[[ RECORDS FOR THE EXERCISE, beginning ]]
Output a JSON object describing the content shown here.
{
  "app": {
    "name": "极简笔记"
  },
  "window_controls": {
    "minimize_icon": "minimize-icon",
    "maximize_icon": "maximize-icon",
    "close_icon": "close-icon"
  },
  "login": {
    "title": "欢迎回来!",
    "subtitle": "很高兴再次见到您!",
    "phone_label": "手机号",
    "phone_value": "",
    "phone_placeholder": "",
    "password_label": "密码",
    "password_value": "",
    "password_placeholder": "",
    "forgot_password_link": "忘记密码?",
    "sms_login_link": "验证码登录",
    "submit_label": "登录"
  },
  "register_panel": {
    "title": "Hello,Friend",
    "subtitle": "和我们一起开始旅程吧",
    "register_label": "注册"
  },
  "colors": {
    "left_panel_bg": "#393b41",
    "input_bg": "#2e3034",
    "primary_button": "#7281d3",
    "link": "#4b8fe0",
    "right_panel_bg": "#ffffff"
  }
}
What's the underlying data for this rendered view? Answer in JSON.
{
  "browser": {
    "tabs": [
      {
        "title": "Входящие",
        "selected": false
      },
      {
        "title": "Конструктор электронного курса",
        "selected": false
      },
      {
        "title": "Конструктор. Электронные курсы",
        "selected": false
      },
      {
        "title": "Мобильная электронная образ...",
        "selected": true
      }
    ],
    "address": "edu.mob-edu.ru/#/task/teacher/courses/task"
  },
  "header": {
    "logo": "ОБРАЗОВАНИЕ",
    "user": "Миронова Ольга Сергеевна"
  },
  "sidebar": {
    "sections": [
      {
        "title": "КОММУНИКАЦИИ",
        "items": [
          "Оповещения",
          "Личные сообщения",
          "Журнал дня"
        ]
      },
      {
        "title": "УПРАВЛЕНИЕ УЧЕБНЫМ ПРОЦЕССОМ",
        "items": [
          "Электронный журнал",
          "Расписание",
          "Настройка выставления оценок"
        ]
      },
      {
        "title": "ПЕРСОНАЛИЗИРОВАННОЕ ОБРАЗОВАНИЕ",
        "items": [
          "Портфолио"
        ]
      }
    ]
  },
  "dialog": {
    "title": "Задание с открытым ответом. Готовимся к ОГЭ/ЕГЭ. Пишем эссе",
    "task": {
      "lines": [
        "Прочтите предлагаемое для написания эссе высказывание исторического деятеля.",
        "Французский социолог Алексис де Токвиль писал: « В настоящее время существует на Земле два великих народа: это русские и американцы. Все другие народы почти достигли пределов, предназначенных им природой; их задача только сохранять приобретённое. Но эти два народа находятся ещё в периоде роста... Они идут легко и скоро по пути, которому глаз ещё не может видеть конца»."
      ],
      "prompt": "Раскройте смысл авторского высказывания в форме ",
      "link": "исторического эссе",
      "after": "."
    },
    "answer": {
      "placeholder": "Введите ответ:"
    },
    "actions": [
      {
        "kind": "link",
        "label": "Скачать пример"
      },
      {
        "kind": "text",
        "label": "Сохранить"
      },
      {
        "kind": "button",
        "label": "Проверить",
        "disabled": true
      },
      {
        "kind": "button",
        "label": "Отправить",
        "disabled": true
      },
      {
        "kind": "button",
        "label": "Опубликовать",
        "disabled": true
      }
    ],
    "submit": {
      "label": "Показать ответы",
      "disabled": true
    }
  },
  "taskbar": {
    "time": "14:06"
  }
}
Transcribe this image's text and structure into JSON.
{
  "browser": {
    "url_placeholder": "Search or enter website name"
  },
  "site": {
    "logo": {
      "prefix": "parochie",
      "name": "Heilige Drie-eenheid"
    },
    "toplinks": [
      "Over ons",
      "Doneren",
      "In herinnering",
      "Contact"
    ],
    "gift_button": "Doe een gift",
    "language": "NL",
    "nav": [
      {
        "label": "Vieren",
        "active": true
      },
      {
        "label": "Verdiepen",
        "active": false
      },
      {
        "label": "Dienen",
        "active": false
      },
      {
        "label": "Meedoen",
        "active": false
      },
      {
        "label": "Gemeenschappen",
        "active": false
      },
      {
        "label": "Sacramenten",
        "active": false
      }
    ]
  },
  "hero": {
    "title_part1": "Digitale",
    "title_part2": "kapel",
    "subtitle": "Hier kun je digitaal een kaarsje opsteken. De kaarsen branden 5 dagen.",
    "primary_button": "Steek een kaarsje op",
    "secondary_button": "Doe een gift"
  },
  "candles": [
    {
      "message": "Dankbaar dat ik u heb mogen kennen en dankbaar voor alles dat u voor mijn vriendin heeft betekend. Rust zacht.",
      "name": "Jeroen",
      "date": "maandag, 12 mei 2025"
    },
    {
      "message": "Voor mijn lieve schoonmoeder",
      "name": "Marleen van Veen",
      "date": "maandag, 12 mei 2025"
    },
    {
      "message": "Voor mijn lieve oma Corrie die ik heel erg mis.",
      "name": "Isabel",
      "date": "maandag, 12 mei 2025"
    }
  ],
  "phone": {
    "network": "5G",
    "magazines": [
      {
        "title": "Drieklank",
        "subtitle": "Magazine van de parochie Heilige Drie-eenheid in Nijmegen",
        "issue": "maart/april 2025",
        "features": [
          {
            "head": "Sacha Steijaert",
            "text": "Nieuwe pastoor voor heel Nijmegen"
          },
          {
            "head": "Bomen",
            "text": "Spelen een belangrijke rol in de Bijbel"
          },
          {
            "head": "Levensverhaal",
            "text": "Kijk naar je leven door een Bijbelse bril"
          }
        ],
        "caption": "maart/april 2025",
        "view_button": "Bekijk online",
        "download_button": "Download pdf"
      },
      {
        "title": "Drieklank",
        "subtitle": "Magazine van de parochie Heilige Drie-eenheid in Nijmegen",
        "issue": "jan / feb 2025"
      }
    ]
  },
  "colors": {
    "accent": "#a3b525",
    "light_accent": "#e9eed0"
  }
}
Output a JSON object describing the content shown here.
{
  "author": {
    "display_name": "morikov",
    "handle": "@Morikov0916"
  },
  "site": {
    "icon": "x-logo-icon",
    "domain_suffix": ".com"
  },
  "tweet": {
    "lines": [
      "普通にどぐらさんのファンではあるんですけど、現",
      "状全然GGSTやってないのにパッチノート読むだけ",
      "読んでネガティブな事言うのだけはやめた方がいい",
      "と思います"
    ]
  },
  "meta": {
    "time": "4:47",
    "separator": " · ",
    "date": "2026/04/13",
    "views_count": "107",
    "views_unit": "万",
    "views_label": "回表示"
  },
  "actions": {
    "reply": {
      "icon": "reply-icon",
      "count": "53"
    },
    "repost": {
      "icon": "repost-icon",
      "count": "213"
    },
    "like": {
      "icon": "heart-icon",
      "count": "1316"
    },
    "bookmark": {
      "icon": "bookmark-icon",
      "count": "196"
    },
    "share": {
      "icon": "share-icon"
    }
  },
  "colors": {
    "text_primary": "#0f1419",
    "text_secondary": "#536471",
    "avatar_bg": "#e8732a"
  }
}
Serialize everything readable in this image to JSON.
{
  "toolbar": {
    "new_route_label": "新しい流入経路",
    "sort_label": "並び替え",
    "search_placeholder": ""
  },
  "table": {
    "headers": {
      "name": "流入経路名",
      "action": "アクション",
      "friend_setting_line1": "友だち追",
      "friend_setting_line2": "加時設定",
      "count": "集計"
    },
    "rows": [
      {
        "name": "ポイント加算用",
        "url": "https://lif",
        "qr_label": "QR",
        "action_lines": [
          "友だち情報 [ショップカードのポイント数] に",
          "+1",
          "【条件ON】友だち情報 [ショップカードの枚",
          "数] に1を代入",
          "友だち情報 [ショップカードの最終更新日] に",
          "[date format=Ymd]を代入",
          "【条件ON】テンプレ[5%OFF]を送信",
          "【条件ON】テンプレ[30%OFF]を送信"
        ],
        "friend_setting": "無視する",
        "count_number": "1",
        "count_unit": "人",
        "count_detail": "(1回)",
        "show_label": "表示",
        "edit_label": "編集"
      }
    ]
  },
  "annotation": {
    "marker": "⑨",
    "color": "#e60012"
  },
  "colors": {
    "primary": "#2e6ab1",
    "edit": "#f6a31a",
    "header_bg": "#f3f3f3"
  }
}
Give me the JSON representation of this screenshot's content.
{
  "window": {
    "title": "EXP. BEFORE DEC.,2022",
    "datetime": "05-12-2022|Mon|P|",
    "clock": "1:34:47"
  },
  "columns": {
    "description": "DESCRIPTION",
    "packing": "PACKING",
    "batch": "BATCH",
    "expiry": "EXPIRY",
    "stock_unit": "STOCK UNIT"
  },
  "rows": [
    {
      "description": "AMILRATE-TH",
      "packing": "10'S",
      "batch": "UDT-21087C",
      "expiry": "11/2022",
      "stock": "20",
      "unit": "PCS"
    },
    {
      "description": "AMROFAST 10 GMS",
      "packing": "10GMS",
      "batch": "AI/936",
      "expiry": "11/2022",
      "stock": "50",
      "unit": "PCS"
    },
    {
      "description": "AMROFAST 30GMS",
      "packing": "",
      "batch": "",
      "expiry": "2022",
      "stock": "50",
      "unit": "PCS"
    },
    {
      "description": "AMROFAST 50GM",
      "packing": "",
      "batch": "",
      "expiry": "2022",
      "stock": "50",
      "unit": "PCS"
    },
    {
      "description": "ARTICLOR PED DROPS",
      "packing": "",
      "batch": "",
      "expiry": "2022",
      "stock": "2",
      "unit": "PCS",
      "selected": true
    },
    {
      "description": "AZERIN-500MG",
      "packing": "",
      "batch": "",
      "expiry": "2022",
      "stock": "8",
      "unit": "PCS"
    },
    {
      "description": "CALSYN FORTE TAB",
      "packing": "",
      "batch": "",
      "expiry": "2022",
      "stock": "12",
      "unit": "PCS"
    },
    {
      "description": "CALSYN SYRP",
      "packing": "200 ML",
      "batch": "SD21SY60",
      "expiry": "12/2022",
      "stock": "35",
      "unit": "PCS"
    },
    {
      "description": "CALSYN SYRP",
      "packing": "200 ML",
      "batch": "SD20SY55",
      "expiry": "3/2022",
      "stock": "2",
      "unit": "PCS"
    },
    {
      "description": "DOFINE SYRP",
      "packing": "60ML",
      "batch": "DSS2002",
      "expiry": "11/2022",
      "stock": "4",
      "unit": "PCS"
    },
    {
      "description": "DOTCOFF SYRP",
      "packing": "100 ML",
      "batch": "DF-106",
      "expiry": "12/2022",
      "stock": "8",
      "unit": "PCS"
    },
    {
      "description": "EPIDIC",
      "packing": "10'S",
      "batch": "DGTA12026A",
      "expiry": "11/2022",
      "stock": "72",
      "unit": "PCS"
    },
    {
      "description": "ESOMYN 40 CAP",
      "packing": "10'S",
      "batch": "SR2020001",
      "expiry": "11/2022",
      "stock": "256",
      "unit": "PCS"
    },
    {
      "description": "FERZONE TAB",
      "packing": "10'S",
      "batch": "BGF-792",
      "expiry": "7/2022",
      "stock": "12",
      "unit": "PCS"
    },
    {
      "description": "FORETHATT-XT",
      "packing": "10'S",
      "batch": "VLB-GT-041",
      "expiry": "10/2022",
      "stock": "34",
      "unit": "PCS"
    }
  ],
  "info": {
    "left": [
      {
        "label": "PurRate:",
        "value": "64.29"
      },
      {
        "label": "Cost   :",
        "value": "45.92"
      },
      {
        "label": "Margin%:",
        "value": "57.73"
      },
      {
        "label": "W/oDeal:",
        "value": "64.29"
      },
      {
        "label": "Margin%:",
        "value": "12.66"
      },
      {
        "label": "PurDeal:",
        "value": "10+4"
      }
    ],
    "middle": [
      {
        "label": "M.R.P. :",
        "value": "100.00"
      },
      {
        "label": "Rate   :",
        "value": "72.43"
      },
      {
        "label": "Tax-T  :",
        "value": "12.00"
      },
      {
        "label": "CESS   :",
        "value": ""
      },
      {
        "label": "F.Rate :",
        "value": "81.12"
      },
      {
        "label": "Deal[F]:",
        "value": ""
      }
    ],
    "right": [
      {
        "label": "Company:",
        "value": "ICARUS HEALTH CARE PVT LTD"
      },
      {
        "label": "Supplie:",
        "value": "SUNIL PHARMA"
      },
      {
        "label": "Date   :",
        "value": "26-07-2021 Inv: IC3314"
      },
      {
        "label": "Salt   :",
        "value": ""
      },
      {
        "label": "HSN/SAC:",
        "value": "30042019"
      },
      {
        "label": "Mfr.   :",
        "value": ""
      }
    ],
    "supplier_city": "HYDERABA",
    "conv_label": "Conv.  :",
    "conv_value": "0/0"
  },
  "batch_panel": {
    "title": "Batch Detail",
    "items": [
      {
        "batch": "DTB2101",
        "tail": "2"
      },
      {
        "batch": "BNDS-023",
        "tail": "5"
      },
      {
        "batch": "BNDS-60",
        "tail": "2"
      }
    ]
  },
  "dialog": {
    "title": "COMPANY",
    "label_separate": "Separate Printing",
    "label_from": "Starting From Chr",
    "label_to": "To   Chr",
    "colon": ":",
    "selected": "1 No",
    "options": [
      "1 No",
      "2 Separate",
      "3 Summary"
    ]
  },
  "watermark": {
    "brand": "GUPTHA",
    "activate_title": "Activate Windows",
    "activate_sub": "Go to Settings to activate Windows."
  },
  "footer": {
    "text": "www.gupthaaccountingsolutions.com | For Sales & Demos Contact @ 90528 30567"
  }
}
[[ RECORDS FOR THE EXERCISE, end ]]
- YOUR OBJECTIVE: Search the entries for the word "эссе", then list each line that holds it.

- WORKED SOLUTION:
    "title": "Задание с открытым ответом. Готовимся к ОГЭ/ЕГЭ. Пишем эссе",
        "Прочтите предлагаемое для написания эссе высказывание исторического деятеля.",
      "link": "исторического эссе",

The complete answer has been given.